...an attorney who runs a blog entitled "Recording Industry vs. The People" and who is currently subject to a pending sanctions motion for his conduct representing a defendant in one of the Plaintiffs' enforcement cases.Oooo, that sounds so scary. Scary until one realizes that any attorney can file such a motion at any time no matter how unjustified. "Pending" is the key word here. IT MEANS NOTHING!

Not only does it mean nothing, it clearly has no place at all in this filing, which this man hopes that the judge realizes. Not only realizes, but realizes also how phony the rest of this filing is as well.

The rest of their filing is simply whine, whine, whine from plaintiffs who refuse to recognize when Statutory damages have crossed the line into Punitive damages. Something The Court has definitely recognized in the past.

...FSF should refrain from making factual arguments, even in cases where the factual assertions are correct.That is too funny for mere words to refute. And it is refuted in the very next sentence, to wit:

...we examine an amicus curiae brief solely for whatever aid it provides in analyzing the legal questions before us.Clearly the Court will make the decision on how to use the AC brief, and the AC should provide all relevant information to assist the court -- facts, analysis, or otherwise. The RIAA is simply Wrong!

Defendant has not only infringed Plaintiff's works through downloading, she has also distributed Plaintiffs' works for years to potentially millions of other file sharers.This is so patently false that the RIAA should be thrown out of court with sanctions for saying it. Not is it only impossible for any home user with a simple broadband connection to have distributed terabytes of information through that skinny pipe (millions of bytes per file x (times) millions of of users), but the filesharing programs themselves will not support such distribution. Additionally, the record companies themselves distribute sharable music files on every single standard music CD. They enable all this sharing to occur by providing the source material to facilitate it. To argue an impossibility deserves sanctions of the most severe sort.

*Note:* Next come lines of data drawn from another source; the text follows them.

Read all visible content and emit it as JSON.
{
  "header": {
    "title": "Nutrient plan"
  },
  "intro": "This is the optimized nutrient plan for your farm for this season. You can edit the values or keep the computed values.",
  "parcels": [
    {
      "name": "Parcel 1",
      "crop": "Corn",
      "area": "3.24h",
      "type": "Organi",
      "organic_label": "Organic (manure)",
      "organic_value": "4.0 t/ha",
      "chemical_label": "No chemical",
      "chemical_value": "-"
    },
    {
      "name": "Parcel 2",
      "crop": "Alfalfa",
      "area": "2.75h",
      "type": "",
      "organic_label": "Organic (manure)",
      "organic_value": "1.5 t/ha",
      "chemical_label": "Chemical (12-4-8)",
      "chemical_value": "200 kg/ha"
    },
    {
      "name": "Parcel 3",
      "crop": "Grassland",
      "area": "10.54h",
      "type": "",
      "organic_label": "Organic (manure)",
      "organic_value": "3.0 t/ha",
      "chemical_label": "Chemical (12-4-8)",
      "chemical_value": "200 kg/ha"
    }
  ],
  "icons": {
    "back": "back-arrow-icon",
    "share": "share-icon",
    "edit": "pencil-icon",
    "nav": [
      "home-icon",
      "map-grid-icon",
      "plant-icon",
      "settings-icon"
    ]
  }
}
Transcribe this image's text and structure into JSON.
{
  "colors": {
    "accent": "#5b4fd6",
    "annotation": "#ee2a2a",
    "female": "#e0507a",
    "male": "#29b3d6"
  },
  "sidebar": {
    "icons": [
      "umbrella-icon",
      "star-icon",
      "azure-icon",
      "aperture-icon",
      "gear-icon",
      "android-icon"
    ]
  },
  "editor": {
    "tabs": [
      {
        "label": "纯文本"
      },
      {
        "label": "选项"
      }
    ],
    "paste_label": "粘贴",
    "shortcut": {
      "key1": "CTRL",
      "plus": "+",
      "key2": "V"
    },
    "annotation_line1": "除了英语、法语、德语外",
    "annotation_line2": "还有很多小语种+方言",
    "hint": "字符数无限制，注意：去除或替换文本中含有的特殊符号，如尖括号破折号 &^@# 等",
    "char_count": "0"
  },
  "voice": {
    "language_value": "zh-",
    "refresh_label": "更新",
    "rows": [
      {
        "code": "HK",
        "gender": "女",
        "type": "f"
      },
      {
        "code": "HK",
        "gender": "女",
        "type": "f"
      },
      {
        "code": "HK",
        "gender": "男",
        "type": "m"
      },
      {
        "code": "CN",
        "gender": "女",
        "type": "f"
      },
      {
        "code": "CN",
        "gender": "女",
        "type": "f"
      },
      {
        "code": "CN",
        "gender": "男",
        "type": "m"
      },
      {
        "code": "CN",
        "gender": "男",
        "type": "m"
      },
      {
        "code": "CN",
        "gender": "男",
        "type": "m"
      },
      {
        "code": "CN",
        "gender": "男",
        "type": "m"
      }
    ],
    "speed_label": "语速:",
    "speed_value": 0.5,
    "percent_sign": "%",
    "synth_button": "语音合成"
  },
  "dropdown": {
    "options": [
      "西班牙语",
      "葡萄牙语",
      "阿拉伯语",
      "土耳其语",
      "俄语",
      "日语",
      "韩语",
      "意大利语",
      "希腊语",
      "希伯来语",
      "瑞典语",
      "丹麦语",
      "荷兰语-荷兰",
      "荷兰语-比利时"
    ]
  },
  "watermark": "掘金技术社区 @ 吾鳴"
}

Moreover, courts have consistently rejected FSF's proportionality argument.Excuse this man, but that is not completely true. Every court that has accepted the counterclaim of unconstitutionally excessive damages -- and there are some -- have done just the opposite!

It is Congress' prerogative to pass laws intended to protect copyrights and to proscribe the range of punishment...Again the RIAA is wrong. Congress may not pass unconstitutional laws no matter how much their lobbyists may wish it of them. If everything Congress passed automatically passed Constitutional muster then we wouldn't even need the Supreme Court to keep them out of trouble.

And lastly this little gem:

FSF also ignores well established law holding that statutory damages under the Copyright Act were not designed solely to compensate each private injury caused by infringement, but also to punish the infringer...Isn't that the very definition of "punative" damages?

{The Common Man emulating Jim Cramer's Famous "They know nothing!" Outrage}

Anonymous said...

I stand corrected.

-Quiet Lurker

Anonymous said...

Michael, Quiet Lurker:

The crux is: "[Defendant] has also distributed Plaintiffs' works for years to potentially millions of other file sharers."

I eagerly await the day judges require evidence supporting this claim, since none is around that I can see.

I also await judges smacking down "potentially millions", on the grounds that it's devoid of meaning. Potentially millions of people do potentially millions of illegal things every day, and yet we really only care about the things they actually do.

XYZZY